COVID-19 is an emerging, rapidly evolving situation.

Get the latest information from CDC ( | NIH Resources | NIDA Resources

Drugs & Health Blog

New Rules for Cigarette Companies

This blog post is archived and is no longer being updated. For the latest content, please visit the main Drugs & Health Blog page.

Image Courtesy of Ferminius

Sara Bellum

As the 1-year anniversary of the signing of the Tobacco Control Act approaches, new rules that let the Government regulate tobacco products are going into effect.

Starting on June 22, cigarette packs may no longer use labels that say "light," "low" and "mild." This is because research shows that “light” cigarettes are no safer than regular ones.

Also, tobacco companies will no longer be allowed to sponsor cultural and sporting events, distribute logo clothing, give away free samples or sell cigarettes in packages of less than 20—what’s known as "kiddy packs."

Another new law will prohibit the sale of tobacco products to anyone under 18, and vending machine sales of tobacco products will be banned except in adults-only places. We did an earlier blog about the ban on candy and fruit-flavored tobacco products, but these new laws will go even further.
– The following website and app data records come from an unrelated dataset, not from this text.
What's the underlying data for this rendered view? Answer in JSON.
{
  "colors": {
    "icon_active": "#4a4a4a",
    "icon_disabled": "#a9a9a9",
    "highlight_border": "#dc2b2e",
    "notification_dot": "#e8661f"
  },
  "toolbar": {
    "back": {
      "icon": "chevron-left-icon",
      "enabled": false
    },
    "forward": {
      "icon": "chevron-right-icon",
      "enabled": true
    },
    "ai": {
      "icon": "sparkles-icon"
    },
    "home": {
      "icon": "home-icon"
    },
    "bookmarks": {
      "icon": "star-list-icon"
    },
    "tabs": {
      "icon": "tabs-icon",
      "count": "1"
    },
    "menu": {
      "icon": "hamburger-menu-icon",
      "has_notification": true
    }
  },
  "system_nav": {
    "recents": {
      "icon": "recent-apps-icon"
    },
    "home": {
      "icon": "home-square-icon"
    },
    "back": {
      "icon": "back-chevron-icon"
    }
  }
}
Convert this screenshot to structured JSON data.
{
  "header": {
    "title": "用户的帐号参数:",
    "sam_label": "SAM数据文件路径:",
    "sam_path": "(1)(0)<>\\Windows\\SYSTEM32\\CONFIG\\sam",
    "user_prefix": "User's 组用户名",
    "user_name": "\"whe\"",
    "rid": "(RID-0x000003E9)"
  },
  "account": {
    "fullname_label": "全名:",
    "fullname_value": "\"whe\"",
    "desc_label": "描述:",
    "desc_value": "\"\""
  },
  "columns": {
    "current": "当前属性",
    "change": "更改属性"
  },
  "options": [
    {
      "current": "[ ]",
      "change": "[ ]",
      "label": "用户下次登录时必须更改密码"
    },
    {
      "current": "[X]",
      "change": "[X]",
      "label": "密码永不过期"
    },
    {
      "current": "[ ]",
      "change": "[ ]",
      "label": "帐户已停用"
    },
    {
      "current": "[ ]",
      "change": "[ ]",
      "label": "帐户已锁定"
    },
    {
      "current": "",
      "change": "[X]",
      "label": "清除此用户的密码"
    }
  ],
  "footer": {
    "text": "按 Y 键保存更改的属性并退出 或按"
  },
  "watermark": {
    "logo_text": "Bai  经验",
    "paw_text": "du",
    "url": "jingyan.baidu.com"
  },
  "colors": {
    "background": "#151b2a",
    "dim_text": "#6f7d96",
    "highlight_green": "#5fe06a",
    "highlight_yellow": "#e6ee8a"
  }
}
This is great news for the public health and for teens, since tobacco products still account for 20 percent of all deaths in the United States each year, and tobacco companies keep trying to recruit new smokers. Every day 1,000 children become addicted to tobacco, and almost 4,000 try their first cigarette, according to John R. Seffrin, CEO of the American Cancer Society, who says the tobacco industry spends $34 million every day to try and hook new young smokers.

So, show the tobacco companies you can think for yourself. Smoking is very addictive, so the best advice is (yeah, you’ve heard it before): Don’t start!

Comments posted to the Drugs & Health Blog are from the general public and may contain inaccurate information. They do not represent the views of NIDA or any other federal government entity.



so finally the Government has decided to act big against the tobacco companies. The usage of the term "light" has long been a controversial one. Now that it is scientifically proved that light cigarette are also equally harmful. let up hope and pray that this move reduces the number of smokers in the country.

with regards

Thank you for post.

Looks up greats! I enjoy because it is a nice and very effective article. Thank you, writer for writing like a nice article. This is very nice post! I will bookmark this blog as i have [commercial links removed, per guidelines]

I hope to see a ban in my lifetime. I am tired of watching good people die of lung cancer.

smoking is very dangerous. government only say it it bad for our health. i think they sould say "it will kill you soon or later" [commercial link removed, per guidelines]

The government can't afford to ban cigarettes and forfeit billions in tax revenue. In a glaring conflict of interest, the more we smoke, the more money the government makes.
Besides, what happened to personal responsibility for our decisions? By now, everyone knows the health risks of tobacco, just like everyone knows the risks of sun exposure but makes their own choice. Will the government then be expected to inspect beaches and mandate sunscreen?
I don't know how much the government should spend (or forfeit) trying to save me from myself. Then again, it worked so well during Prohibition....
This country has to decide whether we want the tax money, or whether we want to protect the public's health and curtail smoking, because we can't have it both ways.

I think tobacco education is where our answer can be found. We are free to make choices both good or bad, so lets inform each other about the tobacco facts. The more people know about how harmful smoking is the better decisions they will make concerning nicotine. I am not sure if new government rules will help but it cant hurt. I hope my health class will look at all the facts before making a decision. Kudos to self respect and independence not to mention positive peer pressure!